Task to complete: Will you write out the data exactly, excluding every picture?

Dataset entries:

-=-=-

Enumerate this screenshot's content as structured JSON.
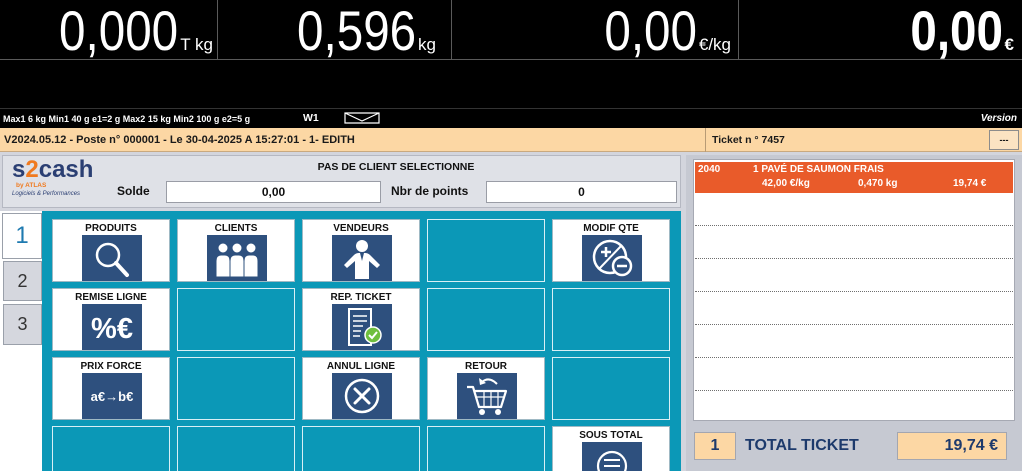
{
  "display": {
    "tare": {
      "value": "0,000",
      "unit": "T kg"
    },
    "weight": {
      "value": "0,596",
      "unit": "kg"
    },
    "unit_price": {
      "value": "0,00",
      "unit": "€/kg"
    },
    "price": {
      "value": "0,00",
      "unit": "€"
    }
  },
  "info_bar": {
    "specs": "Max1 6 kg Min1 40 g e1=2 g Max2 15 kg Min2 100 g e2=5 g",
    "scale_id": "W1",
    "message_icon": "envelope-icon",
    "version_label": "Version"
  },
  "status_bar": {
    "session": "V2024.05.12 - Poste n° 000001 - Le 30-04-2025 A 15:27:01 - 1- EDITH",
    "ticket": "Ticket n ° 7457",
    "menu_button": "---"
  },
  "logo": {
    "s": "s",
    "two": "2",
    "cash": "cash",
    "by": "by ATLAS",
    "tagline": "Logiciels & Performances"
  },
  "client": {
    "status": "PAS DE CLIENT SELECTIONNE",
    "balance_label": "Solde",
    "balance_value": "0,00",
    "points_label": "Nbr de points",
    "points_value": "0"
  },
  "tabs": [
    {
      "label": "1",
      "selected": true
    },
    {
      "label": "2",
      "selected": false
    },
    {
      "label": "3",
      "selected": false
    }
  ],
  "functions": [
    {
      "label": "PRODUITS",
      "icon": "search-icon"
    },
    {
      "label": "CLIENTS",
      "icon": "customers-icon"
    },
    {
      "label": "VENDEURS",
      "icon": "salesperson-icon"
    },
    {
      "label": "MODIF QTE",
      "icon": "plus-minus-icon"
    },
    {
      "label": "REMISE LIGNE",
      "icon": "discount-icon",
      "icon_text": "%€"
    },
    {
      "label": "REP. TICKET",
      "icon": "receipt-check-icon"
    },
    {
      "label": "PRIX FORCE",
      "icon": "forced-price-icon",
      "icon_text": "a€→b€"
    },
    {
      "label": "ANNUL LIGNE",
      "icon": "cancel-line-icon"
    },
    {
      "label": "RETOUR",
      "icon": "return-cart-icon"
    },
    {
      "label": "SOUS TOTAL",
      "icon": "subtotal-icon"
    }
  ],
  "ticket": {
    "lines": [
      {
        "code": "2040",
        "description": "1 PAVÉ DE SAUMON FRAIS",
        "unit_price": "42,00 €/kg",
        "weight": "0,470 kg",
        "amount": "19,74 €"
      }
    ]
  },
  "total": {
    "count": "1",
    "label": "TOTAL TICKET",
    "value": "19,74 €"
  },
  "colors": {
    "display_bg": "#000000",
    "status_bar": "#fcd7a4",
    "function_area": "#0b98b7",
    "icon_bg": "#2e507e",
    "selected_line": "#e95b2a",
    "total_text": "#1d3a6c",
    "logo_orange": "#f07a1f"
  }
}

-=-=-

Reply to the exercise:
Enumerate this screenshot's content as structured JSON.
{
  "display": {
    "tare": {
      "value": "0,000",
      "unit": "T kg"
    },
    "weight": {
      "value": "0,596",
      "unit": "kg"
    },
    "unit_price": {
      "value": "0,00",
      "unit": "€/kg"
    },
    "price": {
      "value": "0,00",
      "unit": "€"
    }
  },
  "info_bar": {
    "specs": "Max1 6 kg Min1 40 g e1=2 g Max2 15 kg Min2 100 g e2=5 g",
    "scale_id": "W1",
    "message_icon": "envelope-icon",
    "version_label": "Version"
  },
  "status_bar": {
    "session": "V2024.05.12 - Poste n° 000001 - Le 30-04-2025 A 15:27:01 - 1- EDITH",
    "ticket": "Ticket n ° 7457",
    "menu_button": "---"
  },
  "logo": {
    "s": "s",
    "two": "2",
    "cash": "cash",
    "by": "by ATLAS",
    "tagline": "Logiciels & Performances"
  },
  "client": {
    "status": "PAS DE CLIENT SELECTIONNE",
    "balance_label": "Solde",
    "balance_value": "0,00",
    "points_label": "Nbr de points",
    "points_value": "0"
  },
  "tabs": [
    {
      "label": "1",
      "selected": true
    },
    {
      "label": "2",
      "selected": false
    },
    {
      "label": "3",
      "selected": false
    }
  ],
  "functions": [
    {
      "label": "PRODUITS",
      "icon": "search-icon"
    },
    {
      "label": "CLIENTS",
      "icon": "customers-icon"
    },
    {
      "label": "VENDEURS",
      "icon": "salesperson-icon"
    },
    {
      "label": "MODIF QTE",
      "icon": "plus-minus-icon"
    },
    {
      "label": "REMISE LIGNE",
      "icon": "discount-icon",
      "icon_text": "%€"
    },
    {
      "label": "REP. TICKET",
      "icon": "receipt-check-icon"
    },
    {
      "label": "PRIX FORCE",
      "icon": "forced-price-icon",
      "icon_text": "a€→b€"
    },
    {
      "label": "ANNUL LIGNE",
      "icon": "cancel-line-icon"
    },
    {
      "label": "RETOUR",
      "icon": "return-cart-icon"
    },
    {
      "label": "SOUS TOTAL",
      "icon": "subtotal-icon"
    }
  ],
  "ticket": {
    "lines": [
      {
        "code": "2040",
        "description": "1 PAVÉ DE SAUMON FRAIS",
        "unit_price": "42,00 €/kg",
        "weight": "0,470 kg",
        "amount": "19,74 €"
      }
    ]
  },
  "total": {
    "count": "1",
    "label": "TOTAL TICKET",
    "value": "19,74 €"
  },
  "colors": {
    "display_bg": "#000000",
    "status_bar": "#fcd7a4",
    "function_area": "#0b98b7",
    "icon_bg": "#2e507e",
    "selected_line": "#e95b2a",
    "total_text": "#1d3a6c",
    "logo_orange": "#f07a1f"
  }
}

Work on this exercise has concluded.